Since my early starry-eyed ruminations, however, my occasional forays into space as a “grown up” have taken a different turn. Ever since I read Mary Roach’s book Packing for Mars: The Curious Science of Life in the Void, when I now think about space, I almost can’t help but think about the bizarre things weightlessness does to the human body.
Here are a few of my favorite facts I learned about life that is out of this world:
For more details about how outer space affects the few humans who make it there, check out an interactive web feature from NASA.
And every once in a while, don’t forget to look up.
by Billy Collins
“You are the bread and the knife,
the crystal goblet and the wine.
You are the dew on the morning grass
and the burning wheel of the sun.
You are the white apron of the baker
and the marsh birds suddenly in flight.
However, you are not the wind in the orchard,
the plums on the counter,
or the house of cards.
And you are certainly not the pine-scented air.
There is just no way you are the pine-scented air.
It is possible that you are the fish under the bridge,
maybe even the pigeon on the general’s head,
but you are not even close
to being the field of cornflowers at dusk.
And a quick look in the mirror will show
that you are neither the boots in the corner
nor the boat asleep in its boathouse.
It might interest you to know,
speaking of the plentiful imagery of the world,
that I am the sound of rain on the roof.
I also happen to be the shooting star,
the evening paper blowing down an alley,
and the basket of chestnuts on the kitchen table.
I am also the moon in the trees
and the blind woman’s tea cup.
But don’t worry, I am not the bread and the knife.
You are still the bread and the knife.
You will always be the bread and the knife,
not to mention the crystal goblet and—somehow—the wine.”
On a related note, I’m confident that my brilliant 3 year-old niece Emma is also capable of reciting poetry like this little boy:
“When despair for the world grows in me
and I wake in the night at the least sound,
in fear of what my life and my children’s life may be,
I go and lie down where the wood drake
rests in his beauty on the water,
and the great heron feeds.
I come to the peace of wild things
who do not tax their lives with forethought
of grief.
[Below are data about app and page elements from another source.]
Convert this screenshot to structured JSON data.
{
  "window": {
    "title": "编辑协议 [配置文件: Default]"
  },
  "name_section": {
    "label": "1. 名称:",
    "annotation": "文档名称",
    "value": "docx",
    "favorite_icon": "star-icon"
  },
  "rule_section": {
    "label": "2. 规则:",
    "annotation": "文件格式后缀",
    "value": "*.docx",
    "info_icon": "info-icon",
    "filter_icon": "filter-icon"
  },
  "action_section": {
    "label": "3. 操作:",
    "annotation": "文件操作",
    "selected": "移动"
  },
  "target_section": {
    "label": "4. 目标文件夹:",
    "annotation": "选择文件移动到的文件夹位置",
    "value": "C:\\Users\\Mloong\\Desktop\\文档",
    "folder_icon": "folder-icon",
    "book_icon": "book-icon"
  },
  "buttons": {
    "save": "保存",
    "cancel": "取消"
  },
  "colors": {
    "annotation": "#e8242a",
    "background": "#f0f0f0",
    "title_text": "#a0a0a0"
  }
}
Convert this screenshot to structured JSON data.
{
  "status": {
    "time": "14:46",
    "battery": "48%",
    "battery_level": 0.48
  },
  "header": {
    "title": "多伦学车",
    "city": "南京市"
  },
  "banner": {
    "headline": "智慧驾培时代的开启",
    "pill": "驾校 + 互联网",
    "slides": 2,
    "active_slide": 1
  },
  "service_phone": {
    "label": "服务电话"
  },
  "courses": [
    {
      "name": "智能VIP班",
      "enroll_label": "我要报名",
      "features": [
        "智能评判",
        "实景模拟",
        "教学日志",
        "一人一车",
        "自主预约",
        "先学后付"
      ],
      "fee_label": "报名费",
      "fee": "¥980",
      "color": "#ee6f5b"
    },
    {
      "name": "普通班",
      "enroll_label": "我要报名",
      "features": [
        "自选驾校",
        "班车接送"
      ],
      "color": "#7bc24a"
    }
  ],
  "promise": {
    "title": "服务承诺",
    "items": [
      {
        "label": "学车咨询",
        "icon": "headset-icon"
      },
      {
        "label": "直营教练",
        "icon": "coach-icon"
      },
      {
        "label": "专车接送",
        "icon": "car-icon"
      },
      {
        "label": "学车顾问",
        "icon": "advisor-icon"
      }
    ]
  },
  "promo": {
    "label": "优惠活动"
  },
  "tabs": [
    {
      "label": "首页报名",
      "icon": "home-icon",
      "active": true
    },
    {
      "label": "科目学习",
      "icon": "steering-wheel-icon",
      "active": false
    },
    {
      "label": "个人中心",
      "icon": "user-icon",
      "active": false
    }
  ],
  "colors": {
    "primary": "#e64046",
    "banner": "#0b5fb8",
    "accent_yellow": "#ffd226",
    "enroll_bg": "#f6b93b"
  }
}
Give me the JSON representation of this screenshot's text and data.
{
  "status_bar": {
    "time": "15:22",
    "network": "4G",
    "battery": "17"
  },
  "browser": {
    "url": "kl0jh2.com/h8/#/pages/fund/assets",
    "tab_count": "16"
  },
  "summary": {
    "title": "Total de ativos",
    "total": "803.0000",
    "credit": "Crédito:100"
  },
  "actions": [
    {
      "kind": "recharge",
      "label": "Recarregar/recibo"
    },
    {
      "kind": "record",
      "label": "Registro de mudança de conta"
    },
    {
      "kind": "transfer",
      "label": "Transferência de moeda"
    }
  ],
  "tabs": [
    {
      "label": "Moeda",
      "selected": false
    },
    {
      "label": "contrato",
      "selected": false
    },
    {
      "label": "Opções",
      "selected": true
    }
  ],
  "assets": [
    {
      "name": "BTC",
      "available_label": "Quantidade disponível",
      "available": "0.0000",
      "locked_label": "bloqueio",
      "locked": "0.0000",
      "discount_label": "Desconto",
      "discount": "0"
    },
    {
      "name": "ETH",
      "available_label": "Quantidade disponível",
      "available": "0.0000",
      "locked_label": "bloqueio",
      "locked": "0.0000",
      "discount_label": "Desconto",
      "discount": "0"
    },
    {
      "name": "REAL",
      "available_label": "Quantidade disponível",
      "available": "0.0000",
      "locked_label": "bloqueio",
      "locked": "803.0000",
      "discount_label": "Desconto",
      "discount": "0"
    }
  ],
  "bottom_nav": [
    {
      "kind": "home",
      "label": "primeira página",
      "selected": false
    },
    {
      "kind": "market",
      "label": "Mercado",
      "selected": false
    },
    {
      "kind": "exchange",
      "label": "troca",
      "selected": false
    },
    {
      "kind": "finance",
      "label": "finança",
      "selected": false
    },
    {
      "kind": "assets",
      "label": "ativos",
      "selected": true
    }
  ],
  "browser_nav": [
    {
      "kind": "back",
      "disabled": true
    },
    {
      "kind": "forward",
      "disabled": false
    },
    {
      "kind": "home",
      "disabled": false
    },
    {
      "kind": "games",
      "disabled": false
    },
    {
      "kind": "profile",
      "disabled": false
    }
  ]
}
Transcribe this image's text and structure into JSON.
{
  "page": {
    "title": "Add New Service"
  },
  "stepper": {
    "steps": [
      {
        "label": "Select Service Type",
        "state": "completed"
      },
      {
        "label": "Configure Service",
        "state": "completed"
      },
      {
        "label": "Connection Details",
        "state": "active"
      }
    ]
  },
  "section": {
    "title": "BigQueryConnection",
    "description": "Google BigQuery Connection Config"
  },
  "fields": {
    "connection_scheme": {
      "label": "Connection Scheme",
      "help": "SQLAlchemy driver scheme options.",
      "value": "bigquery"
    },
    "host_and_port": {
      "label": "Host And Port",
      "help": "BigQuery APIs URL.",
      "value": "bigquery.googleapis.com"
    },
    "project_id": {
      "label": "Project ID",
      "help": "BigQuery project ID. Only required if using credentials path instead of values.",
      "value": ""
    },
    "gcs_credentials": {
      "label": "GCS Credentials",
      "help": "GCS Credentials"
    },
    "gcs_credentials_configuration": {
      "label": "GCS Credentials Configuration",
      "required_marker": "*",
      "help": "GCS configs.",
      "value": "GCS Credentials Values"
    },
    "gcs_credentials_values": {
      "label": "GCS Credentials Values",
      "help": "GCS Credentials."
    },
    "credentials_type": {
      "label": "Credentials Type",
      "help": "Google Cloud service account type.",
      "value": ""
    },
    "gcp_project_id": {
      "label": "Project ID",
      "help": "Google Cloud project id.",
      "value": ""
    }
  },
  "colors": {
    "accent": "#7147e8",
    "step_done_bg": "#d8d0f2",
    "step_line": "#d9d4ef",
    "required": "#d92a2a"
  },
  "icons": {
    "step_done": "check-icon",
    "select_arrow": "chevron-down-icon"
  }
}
I come to the presence of still water.
And I feel above me the day-blind stars
waiting with their light. For a time
I rest in the grace of the world, and am free.”
~ Wendell Berry
I’m going to the woods this weekend.